General Electric hasn’t been innovating and making money since the 1890s by sitting on its hands.
The multinational conglomerate that traces its roots to Thomas Edison is constantly bobbing and weaving as economic conditions change.
Last week, for instance, it continued to dismantle its once-mighty GE Capital lending empire by unloading a piece of that business for $12 billion. At the urging of shareholders, GE is expected to exit the increasingly regulated and volatile financial industry within two years to refocus on hard-line products, from aircraft engines to medical scanners to energy-making equipment.
As a report in USA Today put it, the shift “unwinds one of the legacies of former CEO Jack Welch, who had bet on business diversification as a growth catalyst.”
The circumstances were slightly different, but GE found itself in a similar situation 30 years ago in South Carolina, when the company mothballed a plant on U.S. Highway 78. Welch, nicknamed “Neutron Jack” in the 1980s for his willingness to fire underperforming managers and shed also-ran businesses, was in the corner office at the time.
Largely forgotten now, the Ladson factory’s final year, starting in June 1984, turned out to be a condensed, scaled-down version of the local Navy base shutdown that would rock the Charleston economy less than a decade later. The comparison stems from the recent sale of the big plant that GE built in a soybean field in the late 1960s to make large steam turbine generators for the nuclear power industry.
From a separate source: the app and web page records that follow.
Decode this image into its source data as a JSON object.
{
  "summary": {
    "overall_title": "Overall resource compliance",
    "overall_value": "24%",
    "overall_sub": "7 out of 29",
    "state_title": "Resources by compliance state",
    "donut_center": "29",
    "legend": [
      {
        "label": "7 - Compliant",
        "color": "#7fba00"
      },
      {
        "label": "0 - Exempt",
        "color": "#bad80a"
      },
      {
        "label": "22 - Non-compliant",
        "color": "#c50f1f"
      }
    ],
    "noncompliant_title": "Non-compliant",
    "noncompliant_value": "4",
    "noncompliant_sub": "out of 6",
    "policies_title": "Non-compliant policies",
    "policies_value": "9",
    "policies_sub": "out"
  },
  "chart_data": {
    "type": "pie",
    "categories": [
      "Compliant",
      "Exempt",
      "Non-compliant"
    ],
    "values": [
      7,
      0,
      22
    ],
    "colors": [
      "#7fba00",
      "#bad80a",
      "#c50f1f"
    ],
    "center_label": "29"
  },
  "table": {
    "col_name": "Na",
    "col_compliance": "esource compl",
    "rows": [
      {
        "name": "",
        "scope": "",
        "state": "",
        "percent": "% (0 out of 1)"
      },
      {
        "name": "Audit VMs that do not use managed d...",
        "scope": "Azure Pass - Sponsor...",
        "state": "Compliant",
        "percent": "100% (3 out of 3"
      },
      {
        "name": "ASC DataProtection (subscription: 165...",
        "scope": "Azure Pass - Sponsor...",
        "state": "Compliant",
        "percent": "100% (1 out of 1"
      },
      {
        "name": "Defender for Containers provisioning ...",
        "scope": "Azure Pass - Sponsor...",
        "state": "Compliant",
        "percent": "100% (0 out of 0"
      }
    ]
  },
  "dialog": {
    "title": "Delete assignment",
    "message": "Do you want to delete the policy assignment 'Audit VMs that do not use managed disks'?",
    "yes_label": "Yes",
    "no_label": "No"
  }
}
The company said in a brief 1974 history of its $40 million Charleston County investment that one of its goals was “to contribute to meeting the difficult demands of the energy crisis.”
GE quickly became a major local employer that likely competed for skilled labor with the much larger Navy base and shipyard on the Cooper River in North Charleston. At its peak, the company had about 1,200 workers on its Highway 78 payroll in 1970s.
Within a decade, and for various reasons, the nuclear power boom was all but over. GE said its decision to pull out of Ladson came three years after it booked its last domestic order for one of the locally made turbines.
“In a nutshell, that’s it,” a spokesman said after the announcement.
The decision triggered an outcry, partly because some of the workers were represented by a union. Employees pleaded with GE to consider other uses for the factory. The company rebuffed the recommendations.
The planned closing even prompted a visit from the Rev. Jesse Jackson, who met with workers and led a protest march along Highway 78 in September 1984. He called for unity in stopping “economic erosion.”
“There must be plans put in place to save workers’ jobs when a plant is in transition,” Jackson said, according to a newspaper report about the rally.
The Catholic Diocese of Charleston also got involved. It organized a community forum with the United Electrical, Radio and Machine Workers of America. Also, the diocese, along with dozens of pastors and priests from other local churches, challenged the company in a newspaper advertisement called “On Aiding the GE Workers.” The clergymen called out the company’s decisionmakers to share the reasons they had rejected alternative uses for the factory.
GE’s response was blunt: “The ad can’t change the business situation here,” a local spokesman said.
In the end, the uproar didn’t stop GE from closing the plant on schedule, 30 years ago this month. The region would go through the motions again — but on a much larger scale — after the Navy base was targeted for shutdown in 1993.
The GE plant eventually got a second shot at life. An offshoot of The InterTech Group of North Charleston bought it in 1988 and set up a metal fabrication business at the site. Other firms came and went.
The most recent anchor tenant was Force Protection, the armored military vehiclema-ker that once had more than 1,000 workers in Ladson. General Dynamics bought the business in late 2011. Last year, echoing GE’s reasoning in 1984, the defense giant said it was halting local production as demand plummeted for the blast-proof troop carriers.
Now, a new group of investors sense an opportunity to get the factory floors buzzing again. Two companies affiliated with the real estate firm J.L. Woode Ltd. recently paid InterTech $22 million for the 250-acre property.
“I think we bought well below replacement value,” said J. Luzuriaga, president of J.L. Woode, which has offices in Charleston and Chicago,
The new owners aren’t expecting another General Electric or Force Protection to come along and lease the entire site.
“Those days are over,” said Luzuriaga, who, coincidentally, happened to cut his teeth in business at GE Capital.
Contact John McDermott at 937-5572.